Fragmented belt buckles were circulated as tokens indicative of personhood and identity, and aided in creating continuity in social and power structures. Burial practices incorporating these symbols reinforced social bonds and helped in claiming allegiances when loyalties were ambiguous or power was contested. Patrello’s findings show a need for a new approach to analyzing grave deposits, particularly the elaborately adorned belt buckles found in the region during this time. He argues that the objects were intentionally fragmented, not deposited whole. Nearly one in four of these buckle sets recovered are incomplete; the apparently intentional fragmentation of these sets played an important part in burial rites and constructing personhood, especially for the elites of the sixth and seventh centuries. Contemporary textual sources from writers such as Gregory of Tours and Venantius Fortunatus confirm the role these material remains play in representing and constructing a person’s social status and political allegiance. The manner of exchange and circulation indicates that these pieces established political alliances through gift giving, and reinforced through the deposition of such objects in funerary contexts in a period where social rank was not automatically transmitted via inheritance.

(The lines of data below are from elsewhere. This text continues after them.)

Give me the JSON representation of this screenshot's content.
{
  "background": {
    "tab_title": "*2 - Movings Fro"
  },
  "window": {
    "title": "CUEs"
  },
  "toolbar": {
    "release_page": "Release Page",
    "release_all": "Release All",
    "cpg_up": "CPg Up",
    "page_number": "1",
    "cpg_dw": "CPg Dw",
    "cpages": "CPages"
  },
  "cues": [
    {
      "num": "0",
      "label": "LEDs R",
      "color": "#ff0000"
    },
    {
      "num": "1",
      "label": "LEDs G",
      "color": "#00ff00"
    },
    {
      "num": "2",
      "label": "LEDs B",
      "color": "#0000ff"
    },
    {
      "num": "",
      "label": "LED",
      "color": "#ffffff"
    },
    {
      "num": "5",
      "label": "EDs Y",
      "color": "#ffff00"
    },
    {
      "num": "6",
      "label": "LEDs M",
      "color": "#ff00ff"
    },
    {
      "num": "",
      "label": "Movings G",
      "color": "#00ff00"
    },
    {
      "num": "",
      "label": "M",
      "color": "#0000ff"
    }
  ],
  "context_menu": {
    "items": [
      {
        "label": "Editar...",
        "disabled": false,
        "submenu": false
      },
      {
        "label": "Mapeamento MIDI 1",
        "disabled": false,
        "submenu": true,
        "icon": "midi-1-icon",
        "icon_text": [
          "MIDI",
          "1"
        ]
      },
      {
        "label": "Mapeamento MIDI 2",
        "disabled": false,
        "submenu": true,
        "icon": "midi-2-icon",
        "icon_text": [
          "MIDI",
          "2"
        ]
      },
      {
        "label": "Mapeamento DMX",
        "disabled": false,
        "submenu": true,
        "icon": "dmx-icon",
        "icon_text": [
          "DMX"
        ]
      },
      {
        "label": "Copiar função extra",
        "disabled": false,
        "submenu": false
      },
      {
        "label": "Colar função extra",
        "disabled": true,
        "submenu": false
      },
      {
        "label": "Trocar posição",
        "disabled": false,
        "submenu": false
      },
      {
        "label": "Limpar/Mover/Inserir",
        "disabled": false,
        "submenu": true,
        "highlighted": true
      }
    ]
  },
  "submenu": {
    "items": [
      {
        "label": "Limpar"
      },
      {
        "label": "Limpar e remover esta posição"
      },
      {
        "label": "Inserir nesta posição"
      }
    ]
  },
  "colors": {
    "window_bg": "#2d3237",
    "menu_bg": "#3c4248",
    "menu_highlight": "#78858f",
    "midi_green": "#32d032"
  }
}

Ceramics and cemeteries illustrate the ways people participated in factional politics on an intimate and small scale in post-Roman southern Gaul. The belt buckles found in these funerary contexts, often fragmented, adapted, altered, and mismatched in composite sets, aided in maintaining power and social relationships. In this way, these grave goods can shed light on how medieval peoples understood their own places within as well as the development of medieval society.